Every entry below must appear again, exactly as written.

━━━━━ Raw data ━━━━━

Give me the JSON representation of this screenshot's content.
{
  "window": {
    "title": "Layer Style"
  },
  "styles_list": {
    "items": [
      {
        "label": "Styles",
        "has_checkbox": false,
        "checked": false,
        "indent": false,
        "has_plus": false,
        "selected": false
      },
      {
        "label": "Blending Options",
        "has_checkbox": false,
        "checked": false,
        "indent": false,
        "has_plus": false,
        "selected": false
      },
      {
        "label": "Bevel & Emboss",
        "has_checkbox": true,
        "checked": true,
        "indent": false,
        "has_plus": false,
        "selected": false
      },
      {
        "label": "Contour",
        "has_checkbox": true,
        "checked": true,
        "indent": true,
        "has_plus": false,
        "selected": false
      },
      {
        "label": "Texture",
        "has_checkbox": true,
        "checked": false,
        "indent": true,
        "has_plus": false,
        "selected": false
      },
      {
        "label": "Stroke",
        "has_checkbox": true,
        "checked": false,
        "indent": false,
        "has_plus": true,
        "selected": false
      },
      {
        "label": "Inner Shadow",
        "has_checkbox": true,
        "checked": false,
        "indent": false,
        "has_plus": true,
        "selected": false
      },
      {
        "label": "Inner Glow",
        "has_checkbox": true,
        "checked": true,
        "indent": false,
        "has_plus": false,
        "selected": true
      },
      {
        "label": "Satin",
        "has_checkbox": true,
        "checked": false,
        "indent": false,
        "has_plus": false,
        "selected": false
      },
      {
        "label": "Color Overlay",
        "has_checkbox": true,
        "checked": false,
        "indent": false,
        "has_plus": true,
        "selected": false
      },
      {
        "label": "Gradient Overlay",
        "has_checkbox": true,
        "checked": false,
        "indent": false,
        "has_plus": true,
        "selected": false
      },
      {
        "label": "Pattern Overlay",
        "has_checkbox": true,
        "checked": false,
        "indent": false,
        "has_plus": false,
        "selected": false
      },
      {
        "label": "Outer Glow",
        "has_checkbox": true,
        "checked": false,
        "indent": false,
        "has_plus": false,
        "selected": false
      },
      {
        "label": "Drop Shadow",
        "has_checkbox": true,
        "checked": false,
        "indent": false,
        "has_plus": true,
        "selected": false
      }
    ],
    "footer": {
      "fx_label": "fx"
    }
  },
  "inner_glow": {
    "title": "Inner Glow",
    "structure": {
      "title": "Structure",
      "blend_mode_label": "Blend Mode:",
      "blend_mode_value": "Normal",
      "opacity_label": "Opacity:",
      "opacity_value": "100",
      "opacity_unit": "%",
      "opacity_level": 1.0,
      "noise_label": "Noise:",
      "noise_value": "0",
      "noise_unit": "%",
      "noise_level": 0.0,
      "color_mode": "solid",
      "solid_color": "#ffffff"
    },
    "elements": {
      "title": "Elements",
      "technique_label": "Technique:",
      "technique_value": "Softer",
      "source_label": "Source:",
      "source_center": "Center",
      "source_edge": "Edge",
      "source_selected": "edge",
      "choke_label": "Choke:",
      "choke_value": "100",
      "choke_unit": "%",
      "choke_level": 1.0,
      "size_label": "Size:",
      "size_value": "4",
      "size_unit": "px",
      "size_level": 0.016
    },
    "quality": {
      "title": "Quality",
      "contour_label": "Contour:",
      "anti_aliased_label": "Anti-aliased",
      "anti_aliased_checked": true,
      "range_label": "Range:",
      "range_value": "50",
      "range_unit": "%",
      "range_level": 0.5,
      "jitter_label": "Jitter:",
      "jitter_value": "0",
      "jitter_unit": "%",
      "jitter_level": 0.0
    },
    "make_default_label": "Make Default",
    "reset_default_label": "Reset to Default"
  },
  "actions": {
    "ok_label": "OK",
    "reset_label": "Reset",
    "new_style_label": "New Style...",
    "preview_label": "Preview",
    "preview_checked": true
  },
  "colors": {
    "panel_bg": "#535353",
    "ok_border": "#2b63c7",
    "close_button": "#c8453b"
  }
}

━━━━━

### Exercise answer:
Give me the JSON representation of this screenshot's content.
{
  "window": {
    "title": "Layer Style"
  },
  "styles_list": {
    "items": [
      {
        "label": "Styles",
        "has_checkbox": false,
        "checked": false,
        "indent": false,
        "has_plus": false,
        "selected": false
      },
      {
        "label": "Blending Options",
        "has_checkbox": false,
        "checked": false,
        "indent": false,
        "has_plus": false,
        "selected": false
      },
      {
        "label": "Bevel & Emboss",
        "has_checkbox": true,
        "checked": true,
        "indent": false,
        "has_plus": false,
        "selected": false
      },
      {
        "label": "Contour",
        "has_checkbox": true,
        "checked": true,
        "indent": true,
        "has_plus": false,
        "selected": false
      },
      {
        "label": "Texture",
        "has_checkbox": true,
        "checked": false,
        "indent": true,
        "has_plus": false,
        "selected": false
      },
      {
        "label": "Stroke",
        "has_checkbox": true,
        "checked": false,
        "indent": false,
        "has_plus": true,
        "selected": false
      },
      {
        "label": "Inner Shadow",
        "has_checkbox": true,
        "checked": false,
        "indent": false,
        "has_plus": true,
        "selected": false
      },
      {
        "label": "Inner Glow",
        "has_checkbox": true,
        "checked": true,
        "indent": false,
        "has_plus": false,
        "selected": true
      },
      {
        "label": "Satin",
        "has_checkbox": true,
        "checked": false,
        "indent": false,
        "has_plus": false,
        "selected": false
      },
      {
        "label": "Color Overlay",
        "has_checkbox": true,
        "checked": false,
        "indent": false,
        "has_plus": true,
        "selected": false
      },
      {
        "label": "Gradient Overlay",
        "has_checkbox": true,
        "checked": false,
        "indent": false,
        "has_plus": true,
        "selected": false
      },
      {
        "label": "Pattern Overlay",
        "has_checkbox": true,
        "checked": false,
        "indent": false,
        "has_plus": false,
        "selected": false
      },
      {
        "label": "Outer Glow",
        "has_checkbox": true,
        "checked": false,
        "indent": false,
        "has_plus": false,
        "selected": false
      },
      {
        "label": "Drop Shadow",
        "has_checkbox": true,
        "checked": false,
        "indent": false,
        "has_plus": true,
        "selected": false
      }
    ],
    "footer": {
      "fx_label": "fx"
    }
  },
  "inner_glow": {
    "title": "Inner Glow",
    "structure": {
      "title": "Structure",
      "blend_mode_label": "Blend Mode:",
      "blend_mode_value": "Normal",
      "opacity_label": "Opacity:",
      "opacity_value": "100",
      "opacity_unit": "%",
      "opacity_level": 1.0,
      "noise_label": "Noise:",
      "noise_value": "0",
      "noise_unit": "%",
      "noise_level": 0.0,
      "color_mode": "solid",
      "solid_color": "#ffffff"
    },
    "elements": {
      "title": "Elements",
      "technique_label": "Technique:",
      "technique_value": "Softer",
      "source_label": "Source:",
      "source_center": "Center",
      "source_edge": "Edge",
      "source_selected": "edge",
      "choke_label": "Choke:",
      "choke_value": "100",
      "choke_unit": "%",
      "choke_level": 1.0,
      "size_label": "Size:",
      "size_value": "4",
      "size_unit": "px",
      "size_level": 0.016
    },
    "quality": {
      "title": "Quality",
      "contour_label": "Contour:",
      "anti_aliased_label": "Anti-aliased",
      "anti_aliased_checked": true,
      "range_label": "Range:",
      "range_value": "50",
      "range_unit": "%",
      "range_level": 0.5,
      "jitter_label": "Jitter:",
      "jitter_value": "0",
      "jitter_unit": "%",
      "jitter_level": 0.0
    },
    "make_default_label": "Make Default",
    "reset_default_label": "Reset to Default"
  },
  "actions": {
    "ok_label": "OK",
    "reset_label": "Reset",
    "new_style_label": "New Style...",
    "preview_label": "Preview",
    "preview_checked": true
  },
  "colors": {
    "panel_bg": "#535353",
    "ok_border": "#2b63c7",
    "close_button": "#c8453b"
  }
}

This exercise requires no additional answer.